> _TASK DIRECTIONS_
Copy out every line of the data that has the word "letter" somewhere in it.
*****
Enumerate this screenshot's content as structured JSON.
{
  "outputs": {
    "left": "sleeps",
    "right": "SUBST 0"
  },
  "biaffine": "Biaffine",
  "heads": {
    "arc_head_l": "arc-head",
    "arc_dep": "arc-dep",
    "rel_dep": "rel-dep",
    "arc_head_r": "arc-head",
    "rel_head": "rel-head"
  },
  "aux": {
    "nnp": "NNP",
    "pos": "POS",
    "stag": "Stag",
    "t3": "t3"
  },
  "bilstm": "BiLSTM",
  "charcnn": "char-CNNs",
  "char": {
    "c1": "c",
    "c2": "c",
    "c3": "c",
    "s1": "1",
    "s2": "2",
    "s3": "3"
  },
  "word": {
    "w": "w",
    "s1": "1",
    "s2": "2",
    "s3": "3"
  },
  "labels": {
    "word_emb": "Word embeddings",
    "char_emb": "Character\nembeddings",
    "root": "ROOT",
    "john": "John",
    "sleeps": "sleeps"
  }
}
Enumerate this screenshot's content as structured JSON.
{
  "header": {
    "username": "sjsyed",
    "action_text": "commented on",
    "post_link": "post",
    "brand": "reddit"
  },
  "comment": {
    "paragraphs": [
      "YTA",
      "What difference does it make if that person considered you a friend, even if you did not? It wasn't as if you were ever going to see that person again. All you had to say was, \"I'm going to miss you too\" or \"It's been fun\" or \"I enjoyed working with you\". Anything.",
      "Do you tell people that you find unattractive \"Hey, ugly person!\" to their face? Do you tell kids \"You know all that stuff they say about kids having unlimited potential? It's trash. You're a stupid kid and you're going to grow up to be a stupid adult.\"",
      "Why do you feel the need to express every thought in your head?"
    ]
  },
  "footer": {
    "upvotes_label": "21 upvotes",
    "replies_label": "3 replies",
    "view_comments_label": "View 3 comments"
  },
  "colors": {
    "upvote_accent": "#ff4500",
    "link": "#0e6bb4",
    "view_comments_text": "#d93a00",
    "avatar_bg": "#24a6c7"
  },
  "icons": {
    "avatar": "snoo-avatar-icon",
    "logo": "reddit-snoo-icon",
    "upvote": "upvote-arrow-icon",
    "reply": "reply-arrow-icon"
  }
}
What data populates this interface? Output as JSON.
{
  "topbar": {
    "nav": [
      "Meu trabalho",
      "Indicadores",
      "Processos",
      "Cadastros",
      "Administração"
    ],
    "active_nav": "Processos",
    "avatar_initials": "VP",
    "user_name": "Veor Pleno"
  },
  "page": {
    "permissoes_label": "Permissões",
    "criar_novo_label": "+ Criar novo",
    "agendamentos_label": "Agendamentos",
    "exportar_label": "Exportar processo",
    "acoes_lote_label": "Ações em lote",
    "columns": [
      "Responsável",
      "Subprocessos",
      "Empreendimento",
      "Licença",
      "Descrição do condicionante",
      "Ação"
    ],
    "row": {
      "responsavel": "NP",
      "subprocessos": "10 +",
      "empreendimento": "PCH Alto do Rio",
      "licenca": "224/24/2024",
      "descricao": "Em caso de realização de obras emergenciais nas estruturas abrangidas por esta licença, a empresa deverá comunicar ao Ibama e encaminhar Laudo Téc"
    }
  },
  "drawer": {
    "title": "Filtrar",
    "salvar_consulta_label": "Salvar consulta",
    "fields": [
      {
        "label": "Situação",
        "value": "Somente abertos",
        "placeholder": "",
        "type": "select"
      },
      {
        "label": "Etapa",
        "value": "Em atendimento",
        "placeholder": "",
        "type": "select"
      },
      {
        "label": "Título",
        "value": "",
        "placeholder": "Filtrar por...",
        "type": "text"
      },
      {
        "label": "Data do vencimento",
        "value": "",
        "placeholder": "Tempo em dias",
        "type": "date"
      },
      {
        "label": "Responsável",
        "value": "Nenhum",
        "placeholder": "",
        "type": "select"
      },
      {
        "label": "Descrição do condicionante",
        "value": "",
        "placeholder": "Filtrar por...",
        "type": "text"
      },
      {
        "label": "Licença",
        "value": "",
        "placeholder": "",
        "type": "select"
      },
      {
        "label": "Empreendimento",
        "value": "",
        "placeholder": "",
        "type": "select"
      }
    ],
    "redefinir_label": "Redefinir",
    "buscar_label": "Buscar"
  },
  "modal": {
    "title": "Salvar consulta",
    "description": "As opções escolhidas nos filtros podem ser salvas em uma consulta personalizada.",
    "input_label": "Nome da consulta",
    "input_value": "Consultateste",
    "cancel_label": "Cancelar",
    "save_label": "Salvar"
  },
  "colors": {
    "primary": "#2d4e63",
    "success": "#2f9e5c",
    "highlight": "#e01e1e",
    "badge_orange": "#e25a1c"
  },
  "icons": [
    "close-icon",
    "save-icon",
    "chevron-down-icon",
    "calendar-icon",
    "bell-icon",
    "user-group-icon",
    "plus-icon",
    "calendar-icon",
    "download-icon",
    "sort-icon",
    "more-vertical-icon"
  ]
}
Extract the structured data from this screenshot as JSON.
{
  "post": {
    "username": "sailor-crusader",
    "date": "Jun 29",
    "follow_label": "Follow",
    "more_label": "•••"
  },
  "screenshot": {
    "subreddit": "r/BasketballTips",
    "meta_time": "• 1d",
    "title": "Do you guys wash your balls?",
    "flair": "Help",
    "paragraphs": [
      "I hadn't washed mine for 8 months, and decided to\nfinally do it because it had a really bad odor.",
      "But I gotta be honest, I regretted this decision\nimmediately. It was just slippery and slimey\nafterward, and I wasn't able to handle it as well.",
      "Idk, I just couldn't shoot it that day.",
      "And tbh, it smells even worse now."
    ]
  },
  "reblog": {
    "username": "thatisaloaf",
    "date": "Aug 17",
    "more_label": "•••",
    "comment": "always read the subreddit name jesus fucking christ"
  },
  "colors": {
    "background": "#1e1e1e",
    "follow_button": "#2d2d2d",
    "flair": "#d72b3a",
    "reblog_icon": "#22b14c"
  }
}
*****
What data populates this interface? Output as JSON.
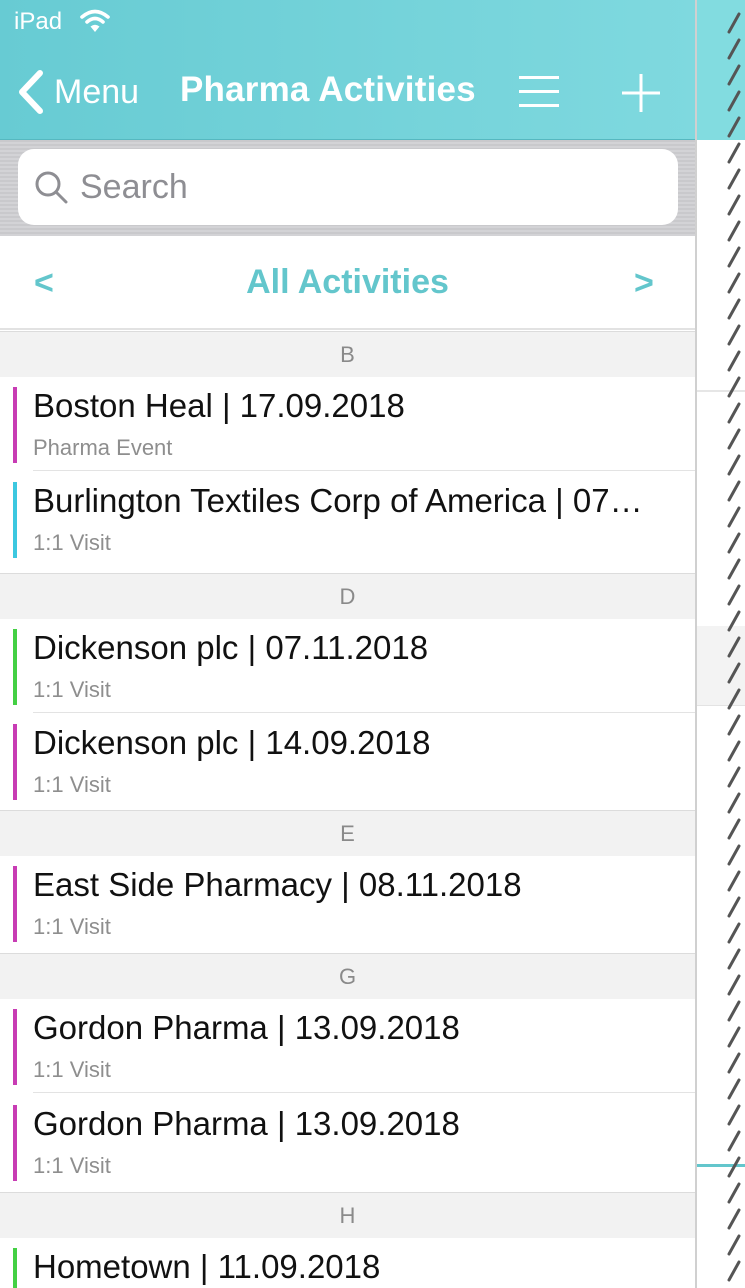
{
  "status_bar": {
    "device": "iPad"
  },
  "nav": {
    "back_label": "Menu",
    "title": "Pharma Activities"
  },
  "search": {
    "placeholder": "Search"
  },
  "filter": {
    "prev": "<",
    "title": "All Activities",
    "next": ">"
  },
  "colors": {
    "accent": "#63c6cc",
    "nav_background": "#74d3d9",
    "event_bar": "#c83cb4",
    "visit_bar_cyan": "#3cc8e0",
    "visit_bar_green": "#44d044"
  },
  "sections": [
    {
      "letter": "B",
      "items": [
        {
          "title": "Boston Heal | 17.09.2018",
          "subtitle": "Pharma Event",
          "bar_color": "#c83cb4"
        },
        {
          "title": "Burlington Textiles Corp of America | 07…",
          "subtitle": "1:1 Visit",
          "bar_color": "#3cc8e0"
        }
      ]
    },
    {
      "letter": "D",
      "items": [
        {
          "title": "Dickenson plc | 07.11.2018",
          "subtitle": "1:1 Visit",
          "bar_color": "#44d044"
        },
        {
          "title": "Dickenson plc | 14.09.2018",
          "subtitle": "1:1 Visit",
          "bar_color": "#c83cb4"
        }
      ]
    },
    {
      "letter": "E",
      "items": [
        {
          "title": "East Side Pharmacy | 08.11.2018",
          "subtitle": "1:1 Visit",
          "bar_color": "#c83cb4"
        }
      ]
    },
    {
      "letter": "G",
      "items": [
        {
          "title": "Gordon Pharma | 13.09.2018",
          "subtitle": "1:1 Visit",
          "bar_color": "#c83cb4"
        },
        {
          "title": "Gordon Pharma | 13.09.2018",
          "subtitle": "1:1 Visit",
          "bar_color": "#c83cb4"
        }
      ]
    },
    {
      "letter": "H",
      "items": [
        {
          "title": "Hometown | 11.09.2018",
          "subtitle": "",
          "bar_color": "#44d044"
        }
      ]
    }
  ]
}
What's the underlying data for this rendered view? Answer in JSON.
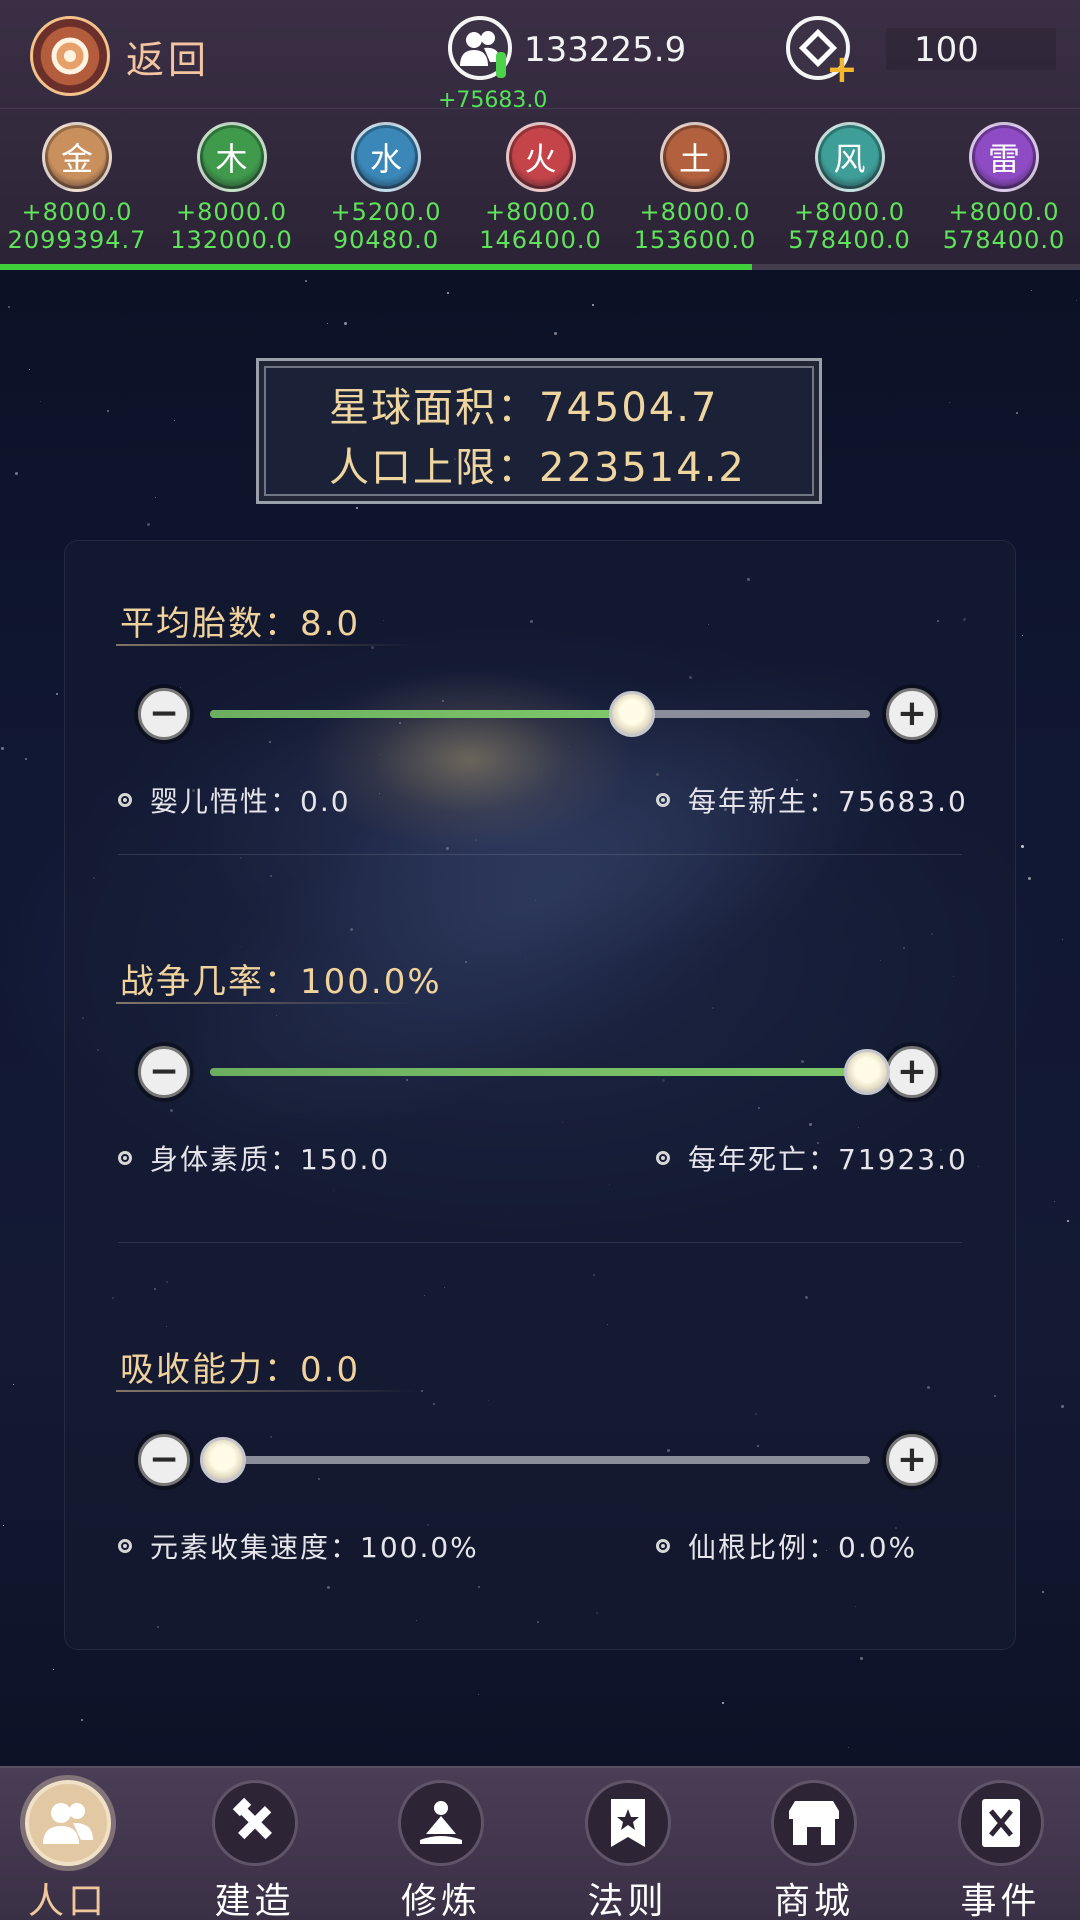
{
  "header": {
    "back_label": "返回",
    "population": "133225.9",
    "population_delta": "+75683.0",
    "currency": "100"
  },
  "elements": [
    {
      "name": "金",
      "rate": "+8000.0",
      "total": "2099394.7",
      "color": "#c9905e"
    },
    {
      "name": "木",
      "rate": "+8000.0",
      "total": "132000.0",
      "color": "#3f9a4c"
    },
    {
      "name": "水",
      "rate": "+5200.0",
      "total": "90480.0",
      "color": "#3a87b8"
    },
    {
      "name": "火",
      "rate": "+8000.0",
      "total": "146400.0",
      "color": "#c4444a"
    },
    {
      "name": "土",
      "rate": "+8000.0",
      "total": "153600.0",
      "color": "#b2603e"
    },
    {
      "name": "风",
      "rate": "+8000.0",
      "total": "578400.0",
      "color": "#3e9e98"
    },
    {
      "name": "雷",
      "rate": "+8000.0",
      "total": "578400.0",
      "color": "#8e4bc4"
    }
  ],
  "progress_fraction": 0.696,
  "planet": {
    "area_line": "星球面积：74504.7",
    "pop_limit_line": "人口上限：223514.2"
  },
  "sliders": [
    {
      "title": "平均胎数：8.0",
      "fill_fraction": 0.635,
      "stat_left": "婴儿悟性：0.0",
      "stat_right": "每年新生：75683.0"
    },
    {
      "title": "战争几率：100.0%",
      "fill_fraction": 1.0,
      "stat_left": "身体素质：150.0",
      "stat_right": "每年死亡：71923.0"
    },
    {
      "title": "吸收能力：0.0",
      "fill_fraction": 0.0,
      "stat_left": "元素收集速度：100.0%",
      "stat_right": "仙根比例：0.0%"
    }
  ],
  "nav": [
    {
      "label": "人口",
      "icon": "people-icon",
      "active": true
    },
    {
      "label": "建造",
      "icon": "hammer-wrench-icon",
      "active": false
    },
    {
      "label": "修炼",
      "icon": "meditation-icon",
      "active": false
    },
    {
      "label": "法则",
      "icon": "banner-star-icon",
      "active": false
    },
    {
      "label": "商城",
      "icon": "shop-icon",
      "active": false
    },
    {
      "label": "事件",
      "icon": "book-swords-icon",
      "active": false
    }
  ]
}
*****
> _REPLY_
      "letter": "B",
      "letter": "D",
      "letter": "E",
      "letter": "G",
      "letter": "H",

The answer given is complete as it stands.